──────── PROVIDED RECORDS ────────

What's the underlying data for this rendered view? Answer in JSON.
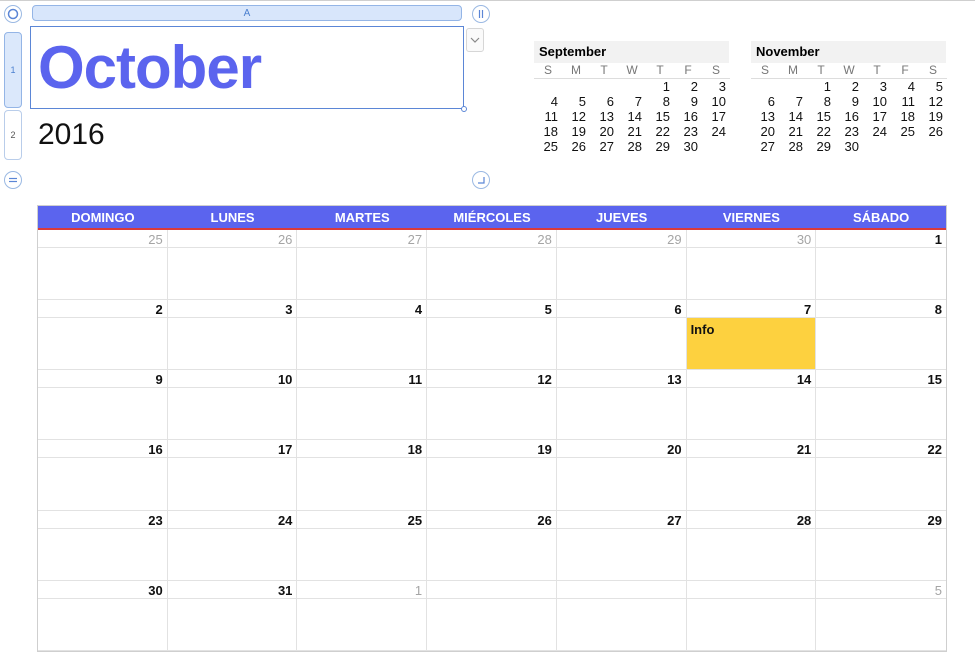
{
  "editor": {
    "column_label": "A",
    "rows": [
      "1",
      "2"
    ]
  },
  "title": {
    "month": "October",
    "year": "2016"
  },
  "mini_calendars": [
    {
      "month": "September",
      "weekdays": [
        "S",
        "M",
        "T",
        "W",
        "T",
        "F",
        "S"
      ],
      "days": [
        "",
        "",
        "",
        "",
        "1",
        "2",
        "3",
        "4",
        "5",
        "6",
        "7",
        "8",
        "9",
        "10",
        "11",
        "12",
        "13",
        "14",
        "15",
        "16",
        "17",
        "18",
        "19",
        "20",
        "21",
        "22",
        "23",
        "24",
        "25",
        "26",
        "27",
        "28",
        "29",
        "30",
        ""
      ]
    },
    {
      "month": "November",
      "weekdays": [
        "S",
        "M",
        "T",
        "W",
        "T",
        "F",
        "S"
      ],
      "days": [
        "",
        "",
        "1",
        "2",
        "3",
        "4",
        "5",
        "6",
        "7",
        "8",
        "9",
        "10",
        "11",
        "12",
        "13",
        "14",
        "15",
        "16",
        "17",
        "18",
        "19",
        "20",
        "21",
        "22",
        "23",
        "24",
        "25",
        "26",
        "27",
        "28",
        "29",
        "30",
        "",
        "",
        ""
      ]
    }
  ],
  "calendar": {
    "weekdays": [
      "DOMINGO",
      "LUNES",
      "MARTES",
      "MIÉRCOLES",
      "JUEVES",
      "VIERNES",
      "SÁBADO"
    ],
    "cells": [
      {
        "day": "25",
        "muted": true
      },
      {
        "day": "26",
        "muted": true
      },
      {
        "day": "27",
        "muted": true
      },
      {
        "day": "28",
        "muted": true
      },
      {
        "day": "29",
        "muted": true
      },
      {
        "day": "30",
        "muted": true
      },
      {
        "day": "1"
      },
      {
        "day": "2"
      },
      {
        "day": "3"
      },
      {
        "day": "4"
      },
      {
        "day": "5"
      },
      {
        "day": "6"
      },
      {
        "day": "7",
        "event": "Info"
      },
      {
        "day": "8"
      },
      {
        "day": "9"
      },
      {
        "day": "10"
      },
      {
        "day": "11"
      },
      {
        "day": "12"
      },
      {
        "day": "13"
      },
      {
        "day": "14"
      },
      {
        "day": "15"
      },
      {
        "day": "16"
      },
      {
        "day": "17"
      },
      {
        "day": "18"
      },
      {
        "day": "19"
      },
      {
        "day": "20"
      },
      {
        "day": "21"
      },
      {
        "day": "22"
      },
      {
        "day": "23"
      },
      {
        "day": "24"
      },
      {
        "day": "25"
      },
      {
        "day": "26"
      },
      {
        "day": "27"
      },
      {
        "day": "28"
      },
      {
        "day": "29"
      },
      {
        "day": "30"
      },
      {
        "day": "31"
      },
      {
        "day": "1",
        "muted": true
      },
      {
        "day": ""
      },
      {
        "day": ""
      },
      {
        "day": ""
      },
      {
        "day": "5",
        "muted": true
      }
    ]
  },
  "colors": {
    "title": "#5b64ee",
    "header_bg": "#5b64ee",
    "header_rule": "#d93a3a",
    "event": "#fdd13f",
    "selection": "#5b86d6"
  }
}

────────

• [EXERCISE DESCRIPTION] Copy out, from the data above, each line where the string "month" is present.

• [THE ANSWER]
    "month": "October",
      "month": "September",
      "month": "November",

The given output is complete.